'Change to human form and I'll heal it,' I said, standing up. I wasn't bleeding any more. Casting a camouflage spell on the disabled tripod (everyone would see something quite ordinary and un interesting in its place), I put it under my left arm. It was heavy, with a strong smell of hot metal, sour gunpowder smoke and something oily. But I'd have to carry it, I couldn't just leave a weapon lying in the centre of the city.
'La-ter,' the wolf said evasively. 'In-a-safe-place. Where-are-you-stay-ing?'
'In a hotel. You'll like it. Let's go. Only stay by my leg all the way and try to look like a good dog.'
The wolf growled, but then immediately hid his fangs. He wasn't really such a big beast. In the darkness he could pass for an Alsatian.
To be honest, I wasn't expecting that to be the end of the day's unpleasantness. But we reached the hotel with no problems. There was a new receptionist looking bored behind the counter, but he didn't ask any questions: he'd obviously been given instructions and guidance about me. He gave the werewolf a curious look, but didn't make any comment about him either. I walked up to the desk and said:
'The key to the Dark suite upstairs, please.'
The receptionist didn't argue, but he did enquire:
'Could you not spend the night in a single suite?'
'I have an allergy to animal hair,' I replied.
I could hear voices and glasses clinking in the restaurant.
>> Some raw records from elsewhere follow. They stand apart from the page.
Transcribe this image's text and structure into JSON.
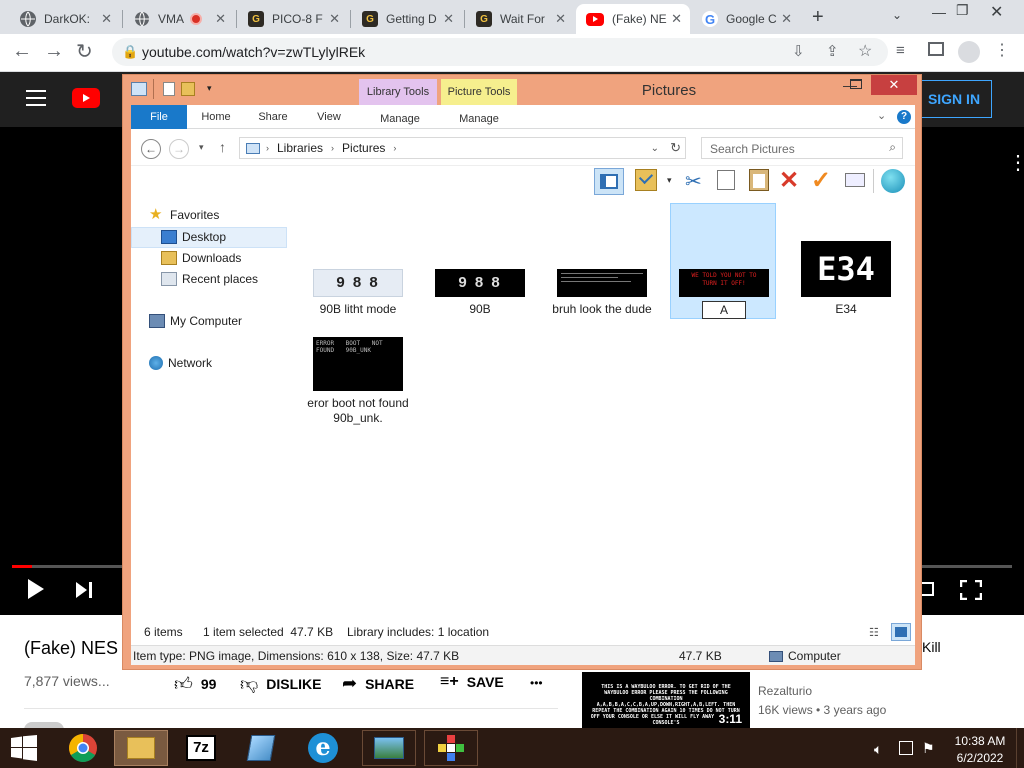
{
  "browser": {
    "tabs": [
      {
        "label": "DarkOK:",
        "icon": "globe-icon"
      },
      {
        "label": "VMA",
        "icon": "globe-icon"
      },
      {
        "label": "PICO-8 F",
        "icon": "g-logo-icon"
      },
      {
        "label": "Getting D",
        "icon": "g-logo-icon"
      },
      {
        "label": "Wait For",
        "icon": "g-logo-icon"
      },
      {
        "label": "(Fake) NE",
        "icon": "youtube-icon"
      },
      {
        "label": "Google C",
        "icon": "google-icon"
      }
    ],
    "new_tab": "+",
    "url": "youtube.com/watch?v=zwTLylylREk"
  },
  "youtube": {
    "sign_in": "SIGN IN",
    "video_title": "(Fake) NES K",
    "views": "7,877 views...",
    "likes": "99",
    "dislike": "DISLIKE",
    "share": "SHARE",
    "save": "SAVE",
    "more": "•••",
    "side_title_fragment": "Kill",
    "side_channel": "Rezalturio",
    "side_meta": "16K views • 3 years ago",
    "side_duration": "3:11",
    "side_thumb_text": "THIS IS A WAYBULOO ERROR. TO GET RID OF THE WAYBULOO ERROR PLEASE PRESS THE FOLLOWING COMBINATION A,A,B,B,A,C,C,B,A,UP,DOWN,RIGHT,A,B,LEFT. THEN REPEAT THE COMBINATION AGAIN 10 TIMES DO NOT TURN OFF YOUR CONSOLE OR ELSE IT WILL FLY AWAY WITH THE CONSOLE'S"
  },
  "explorer": {
    "title": "Pictures",
    "ribbon_tabs": [
      "File",
      "Home",
      "Share",
      "View",
      "Manage",
      "Manage"
    ],
    "contextual_tabs": [
      "Library Tools",
      "Picture Tools"
    ],
    "breadcrumb": [
      "Libraries",
      "Pictures"
    ],
    "search_placeholder": "Search Pictures",
    "nav": {
      "favorites": "Favorites",
      "desktop": "Desktop",
      "downloads": "Downloads",
      "recent": "Recent places",
      "computer": "My Computer",
      "network": "Network"
    },
    "items": [
      {
        "name": "90B litht mode",
        "thumb_text": "9 8 8"
      },
      {
        "name": "90B",
        "thumb_text": "9 8 8"
      },
      {
        "name": "bruh look the dude",
        "thumb_text": ""
      },
      {
        "name": "A",
        "thumb_text": "WE TOLD YOU NOT TO TURN IT OFF!"
      },
      {
        "name": "E34",
        "thumb_text": "E34"
      },
      {
        "name": "eror boot not found 90b_unk.",
        "thumb_text": "ERROR   BOOT NOT FOUND   90B_UNK"
      }
    ],
    "status": {
      "count": "6 items",
      "selected": "1 item selected  47.7 KB",
      "library": "Library includes: 1 location"
    },
    "details_bar": {
      "info": "Item type: PNG image, Dimensions: 610 x 138, Size: 47.7 KB",
      "size": "47.7 KB",
      "location": "Computer"
    }
  },
  "taskbar": {
    "time": "10:38 AM",
    "date": "6/2/2022",
    "zip_label": "7z"
  }
}
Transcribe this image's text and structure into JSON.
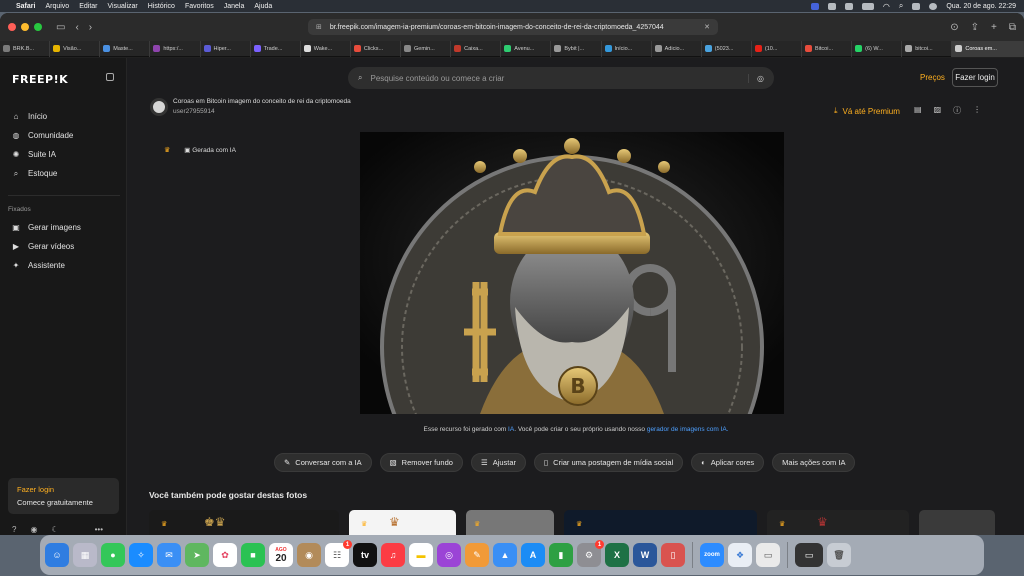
{
  "menubar": {
    "app": "Safari",
    "menus": [
      "Arquivo",
      "Editar",
      "Visualizar",
      "Histórico",
      "Favoritos",
      "Janela",
      "Ajuda"
    ],
    "clock": "Qua. 20 de ago.  22:29"
  },
  "browser": {
    "url": "br.freepik.com/imagem-ia-premium/coroas-em-bitcoin-imagem-do-conceito-de-rei-da-criptomoeda_4257044",
    "tabs": [
      {
        "label": "BRK.B...",
        "color": "#7a7a7a"
      },
      {
        "label": "Visão...",
        "color": "#e6b400"
      },
      {
        "label": "Maste...",
        "color": "#4a90e2"
      },
      {
        "label": "https:/...",
        "color": "#8e44ad"
      },
      {
        "label": "Hiper...",
        "color": "#5b5bd6"
      },
      {
        "label": "Trade...",
        "color": "#7b61ff"
      },
      {
        "label": "Wake...",
        "color": "#dddddd"
      },
      {
        "label": "Clicks...",
        "color": "#e74c3c"
      },
      {
        "label": "Gemin...",
        "color": "#888888"
      },
      {
        "label": "Caixa...",
        "color": "#c0392b"
      },
      {
        "label": "Avenu...",
        "color": "#2ecc71"
      },
      {
        "label": "Bybit |...",
        "color": "#999999"
      },
      {
        "label": "Início...",
        "color": "#3498db"
      },
      {
        "label": "Adicio...",
        "color": "#999999"
      },
      {
        "label": "(5023...",
        "color": "#4aa3df"
      },
      {
        "label": "(10...",
        "color": "#e62117"
      },
      {
        "label": "Bitcoi...",
        "color": "#e74c3c"
      },
      {
        "label": "(6) W...",
        "color": "#25d366"
      },
      {
        "label": "bitcoi...",
        "color": "#aaaaaa"
      },
      {
        "label": "Coroas em...",
        "color": "#cccccc"
      }
    ]
  },
  "sidebar": {
    "logo": "FREEP!K",
    "nav": [
      {
        "label": "Início",
        "icon": "home-icon",
        "glyph": "⌂"
      },
      {
        "label": "Comunidade",
        "icon": "globe-icon",
        "glyph": "◍"
      },
      {
        "label": "Suite IA",
        "icon": "ai-icon",
        "glyph": "✺"
      },
      {
        "label": "Estoque",
        "icon": "search-icon",
        "glyph": "⌕"
      }
    ],
    "pinned_label": "Fixados",
    "pinned": [
      {
        "label": "Gerar imagens",
        "icon": "image-icon",
        "glyph": "▣"
      },
      {
        "label": "Gerar vídeos",
        "icon": "video-icon",
        "glyph": "▶"
      },
      {
        "label": "Assistente",
        "icon": "assistant-icon",
        "glyph": "✦"
      }
    ],
    "login_title": "Fazer login",
    "login_sub": "Comece gratuitamente"
  },
  "header": {
    "search_placeholder": "Pesquise conteúdo ou comece a criar",
    "precos": "Preços",
    "login": "Fazer login"
  },
  "asset": {
    "title": "Coroas em Bitcoin imagem do conceito de rei da criptomoeda",
    "user": "user27955914",
    "premium": "Vá até Premium",
    "generated": "Gerada com IA",
    "caption_a": "Esse recurso foi gerado com",
    "caption_ia": "IA",
    "caption_b": ". Você pode criar o seu próprio usando nosso",
    "caption_link": "gerador de imagens com IA."
  },
  "actions": [
    "Conversar com a IA",
    "Remover fundo",
    "Ajustar",
    "Criar uma postagem de mídia social",
    "Aplicar cores",
    "Mais ações com IA"
  ],
  "related_title": "Você também pode gostar destas fotos",
  "dock": {
    "calendar_month": "AGO",
    "calendar_day": "20",
    "reminders_badge": "1",
    "settings_badge": "1",
    "zoom_label": "zoom"
  }
}
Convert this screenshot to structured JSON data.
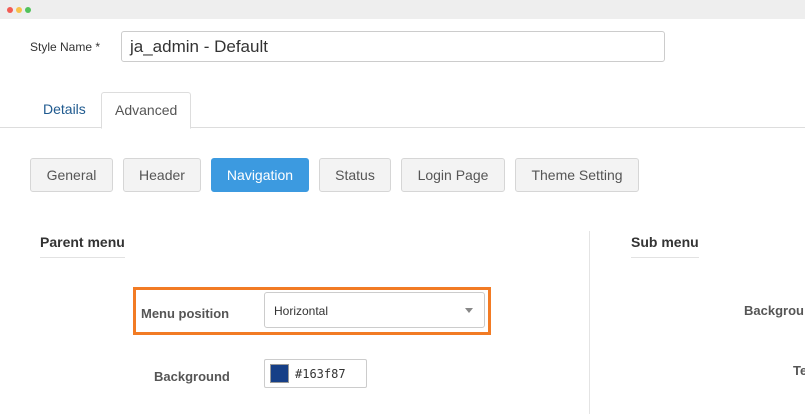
{
  "window": {
    "dots": [
      "#f25c54",
      "#f8c14a",
      "#52c25b"
    ]
  },
  "style": {
    "label": "Style Name *",
    "value": "ja_admin - Default"
  },
  "tabs": [
    {
      "label": "Details",
      "active": false
    },
    {
      "label": "Advanced",
      "active": true
    }
  ],
  "subtabs": [
    {
      "label": "General"
    },
    {
      "label": "Header"
    },
    {
      "label": "Navigation",
      "active": true
    },
    {
      "label": "Status"
    },
    {
      "label": "Login Page"
    },
    {
      "label": "Theme Setting"
    }
  ],
  "parent_menu": {
    "title": "Parent menu",
    "menu_position": {
      "label": "Menu position",
      "value": "Horizontal"
    },
    "background": {
      "label": "Background",
      "value": "#163f87",
      "swatch": "#163f87"
    }
  },
  "sub_menu": {
    "title": "Sub menu",
    "labels": [
      "Backgrou",
      "Te"
    ]
  },
  "colors": {
    "accent": "#3c9ae0",
    "highlight": "#f27b24"
  }
}
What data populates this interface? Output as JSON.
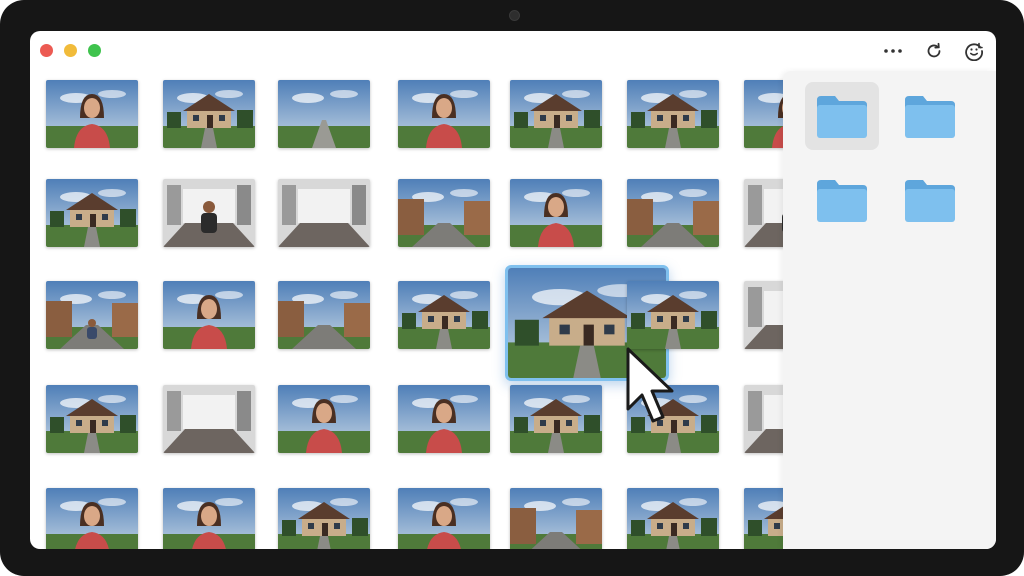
{
  "window": {
    "controls": [
      "close",
      "minimize",
      "maximize"
    ],
    "toolbar": [
      {
        "name": "more-options-icon",
        "icon": "ellipsis"
      },
      {
        "name": "refresh-icon",
        "icon": "rotate-clockwise"
      },
      {
        "name": "account-icon",
        "icon": "smiley-face"
      }
    ]
  },
  "colors": {
    "close": "#ec5a52",
    "minimize": "#f1bb3a",
    "maximize": "#3fc34d",
    "selection_border": "#7fc0ee",
    "folder": "#7ec0ee",
    "folder_tab": "#5ea6dc",
    "sidebar_bg": "#f4f4f4"
  },
  "photos": [
    [
      "portrait",
      "house",
      "road",
      "portrait",
      "house",
      "house",
      "portrait"
    ],
    [
      "house",
      "interior-portrait",
      "interior",
      "street",
      "portrait",
      "street",
      "interior-portrait"
    ],
    [
      "street-portrait",
      "portrait",
      "street",
      "house",
      "house",
      "house",
      "interior"
    ],
    [
      "house",
      "interior",
      "portrait",
      "portrait",
      "house",
      "house",
      "interior"
    ],
    [
      "portrait",
      "portrait",
      "house",
      "portrait",
      "street",
      "house",
      "house"
    ]
  ],
  "selected_photo": {
    "row": 2,
    "col": 4,
    "subject": "house"
  },
  "sidebar": {
    "folders": [
      {
        "name": "folder-1",
        "active": true
      },
      {
        "name": "folder-2",
        "active": false
      },
      {
        "name": "folder-3",
        "active": false
      },
      {
        "name": "folder-4",
        "active": false
      }
    ]
  }
}
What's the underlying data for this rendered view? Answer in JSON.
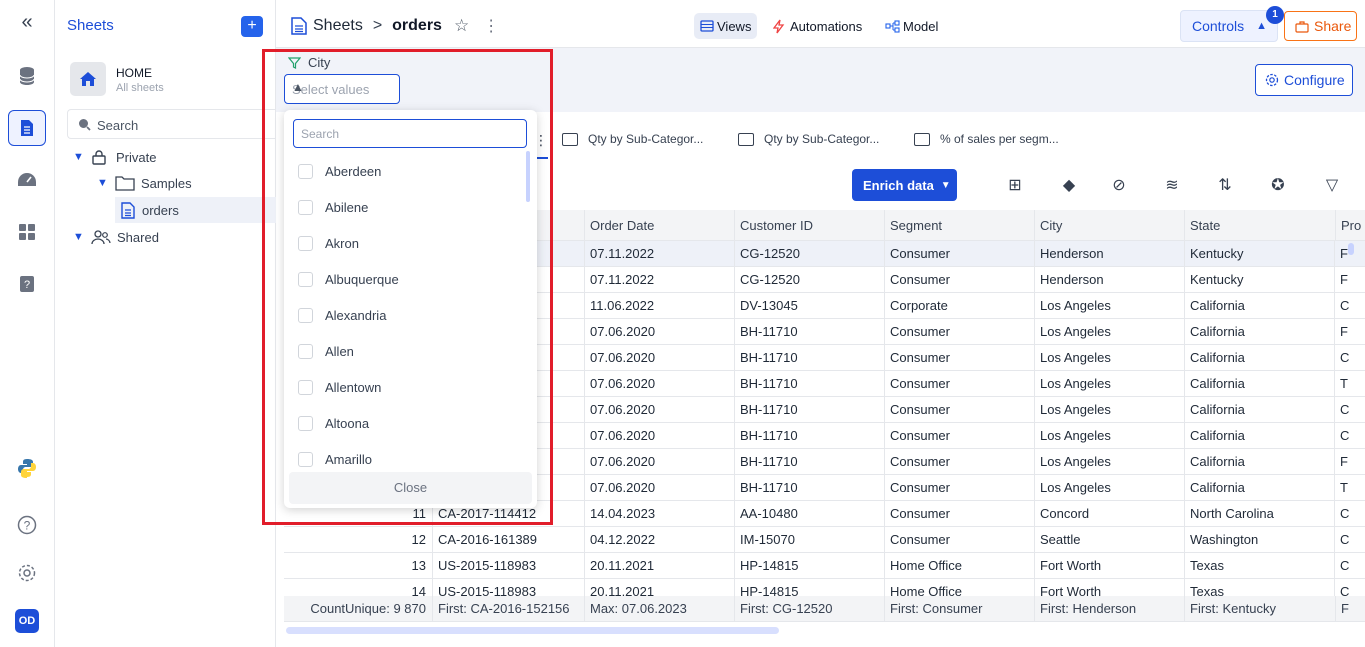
{
  "sidebar": {
    "title": "Sheets",
    "home_title": "HOME",
    "home_sub": "All sheets",
    "search_placeholder": "Search",
    "tree": {
      "private": "Private",
      "samples": "Samples",
      "orders": "orders",
      "shared": "Shared"
    }
  },
  "rail": {
    "avatar": "OD"
  },
  "topbar": {
    "crumb_root": "Sheets",
    "crumb_sep": ">",
    "crumb_current": "orders",
    "views": "Views",
    "automations": "Automations",
    "model": "Model",
    "controls": "Controls",
    "controls_badge": "1",
    "share": "Share"
  },
  "filter": {
    "label": "City",
    "select_placeholder": "Select values",
    "configure": "Configure"
  },
  "tabs": [
    "Qty by Sub-Categor...",
    "Qty by Sub-Categor...",
    "% of sales per segm..."
  ],
  "toolbar": {
    "enrich": "Enrich data"
  },
  "table": {
    "columns": [
      "Order Date",
      "Customer ID",
      "Segment",
      "City",
      "State",
      "Pro"
    ],
    "rows": [
      [
        "",
        "",
        "07.11.2022",
        "CG-12520",
        "Consumer",
        "Henderson",
        "Kentucky",
        "F"
      ],
      [
        "",
        "",
        "07.11.2022",
        "CG-12520",
        "Consumer",
        "Henderson",
        "Kentucky",
        "F"
      ],
      [
        "",
        "",
        "11.06.2022",
        "DV-13045",
        "Corporate",
        "Los Angeles",
        "California",
        "C"
      ],
      [
        "",
        "",
        "07.06.2020",
        "BH-11710",
        "Consumer",
        "Los Angeles",
        "California",
        "F"
      ],
      [
        "",
        "",
        "07.06.2020",
        "BH-11710",
        "Consumer",
        "Los Angeles",
        "California",
        "C"
      ],
      [
        "",
        "",
        "07.06.2020",
        "BH-11710",
        "Consumer",
        "Los Angeles",
        "California",
        "T"
      ],
      [
        "",
        "",
        "07.06.2020",
        "BH-11710",
        "Consumer",
        "Los Angeles",
        "California",
        "C"
      ],
      [
        "",
        "",
        "07.06.2020",
        "BH-11710",
        "Consumer",
        "Los Angeles",
        "California",
        "C"
      ],
      [
        "",
        "",
        "07.06.2020",
        "BH-11710",
        "Consumer",
        "Los Angeles",
        "California",
        "F"
      ],
      [
        "",
        "",
        "07.06.2020",
        "BH-11710",
        "Consumer",
        "Los Angeles",
        "California",
        "T"
      ],
      [
        "11",
        "CA-2017-114412",
        "14.04.2023",
        "AA-10480",
        "Consumer",
        "Concord",
        "North Carolina",
        "C"
      ],
      [
        "12",
        "CA-2016-161389",
        "04.12.2022",
        "IM-15070",
        "Consumer",
        "Seattle",
        "Washington",
        "C"
      ],
      [
        "13",
        "US-2015-118983",
        "20.11.2021",
        "HP-14815",
        "Home Office",
        "Fort Worth",
        "Texas",
        "C"
      ],
      [
        "14",
        "US-2015-118983",
        "20.11.2021",
        "HP-14815",
        "Home Office",
        "Fort Worth",
        "Texas",
        "C"
      ]
    ],
    "footer": [
      "CountUnique: 9 870",
      "First: CA-2016-152156",
      "Max: 07.06.2023",
      "First: CG-12520",
      "First: Consumer",
      "First: Henderson",
      "First: Kentucky",
      "F"
    ]
  },
  "dropdown": {
    "search_placeholder": "Search",
    "items": [
      "Aberdeen",
      "Abilene",
      "Akron",
      "Albuquerque",
      "Alexandria",
      "Allen",
      "Allentown",
      "Altoona",
      "Amarillo"
    ],
    "close": "Close"
  },
  "colors": {
    "accent": "#1d4ed8",
    "share": "#ea580c",
    "highlight": "#e11d2a"
  }
}
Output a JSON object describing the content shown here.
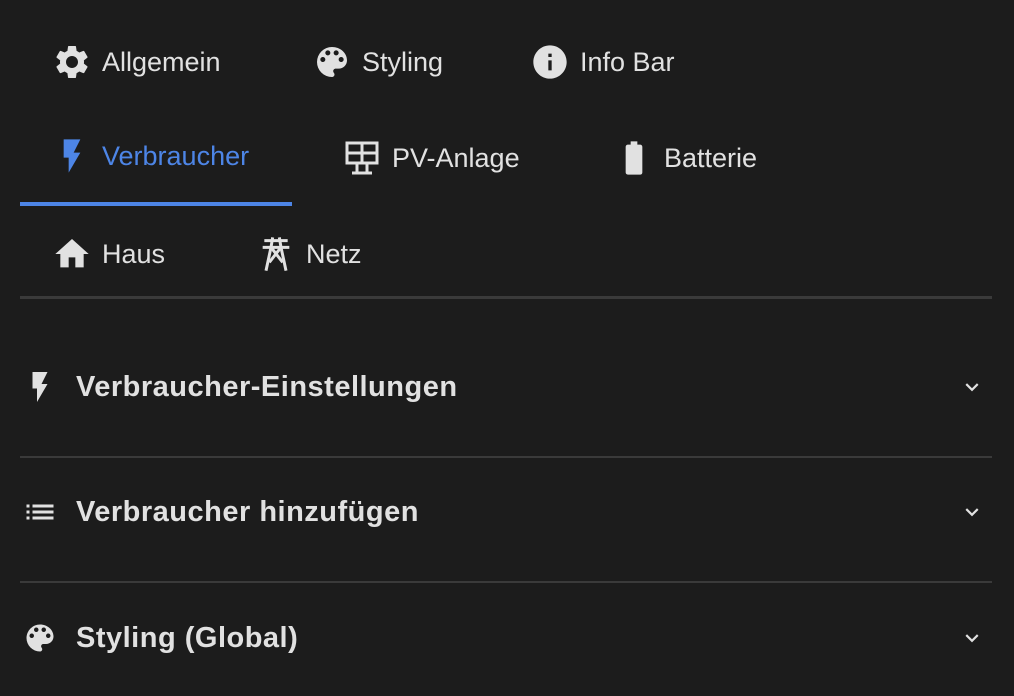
{
  "tabs": [
    {
      "label": "Allgemein",
      "icon": "gear-icon",
      "active": false
    },
    {
      "label": "Styling",
      "icon": "palette-icon",
      "active": false
    },
    {
      "label": "Info Bar",
      "icon": "info-icon",
      "active": false
    },
    {
      "label": "Verbraucher",
      "icon": "lightning-icon",
      "active": true
    },
    {
      "label": "PV-Anlage",
      "icon": "solar-panel-icon",
      "active": false
    },
    {
      "label": "Batterie",
      "icon": "battery-icon",
      "active": false
    },
    {
      "label": "Haus",
      "icon": "home-icon",
      "active": false
    },
    {
      "label": "Netz",
      "icon": "power-tower-icon",
      "active": false
    }
  ],
  "sections": [
    {
      "title": "Verbraucher-Einstellungen",
      "icon": "lightning-icon"
    },
    {
      "title": "Verbraucher hinzufügen",
      "icon": "list-icon"
    },
    {
      "title": "Styling (Global)",
      "icon": "palette-icon"
    }
  ],
  "colors": {
    "background": "#1c1c1c",
    "text": "#e1e1e1",
    "accent": "#4d85e6",
    "divider": "#3a3a3a"
  }
}
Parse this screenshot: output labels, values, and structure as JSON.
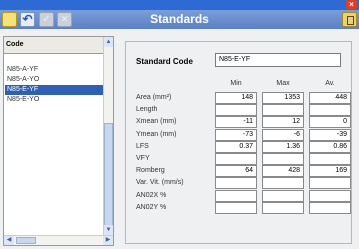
{
  "window": {
    "title": "Standards",
    "close_glyph": "×"
  },
  "toolbar": [
    "new-document-icon",
    "undo-icon",
    "check-icon",
    "delete-icon",
    "exit-door-icon"
  ],
  "list": {
    "header": "Code",
    "items": [
      {
        "label": "N85-A-YF",
        "selected": false
      },
      {
        "label": "N85-A-YO",
        "selected": false
      },
      {
        "label": "N85-E-YF",
        "selected": true
      },
      {
        "label": "N85-E-YO",
        "selected": false
      }
    ]
  },
  "form": {
    "standard_code_label": "Standard Code",
    "standard_code_value": "N85-E-YF",
    "columns": [
      "Min",
      "Max",
      "Av."
    ],
    "rows": [
      {
        "label": "Area (mm²)",
        "min": "148",
        "max": "1353",
        "av": "448"
      },
      {
        "label": "Length",
        "min": "",
        "max": "",
        "av": ""
      },
      {
        "label": "Xmean (mm)",
        "min": "-11",
        "max": "12",
        "av": "0"
      },
      {
        "label": "Ymean (mm)",
        "min": "-73",
        "max": "-6",
        "av": "-39"
      },
      {
        "label": "LFS",
        "min": "0.37",
        "max": "1.36",
        "av": "0.86"
      },
      {
        "label": "VFY",
        "min": "",
        "max": "",
        "av": ""
      },
      {
        "label": "Romberg",
        "min": "64",
        "max": "428",
        "av": "169"
      },
      {
        "label": "Var. Vit. (mm/s)",
        "min": "",
        "max": "",
        "av": ""
      },
      {
        "label": "AN02X %",
        "min": "",
        "max": "",
        "av": ""
      },
      {
        "label": "AN02Y %",
        "min": "",
        "max": "",
        "av": ""
      }
    ]
  }
}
Guests relaxing. But I didn't really feel like joining in a party at which a Bloody Mary was the most popular drink, and its name was taken quite literally.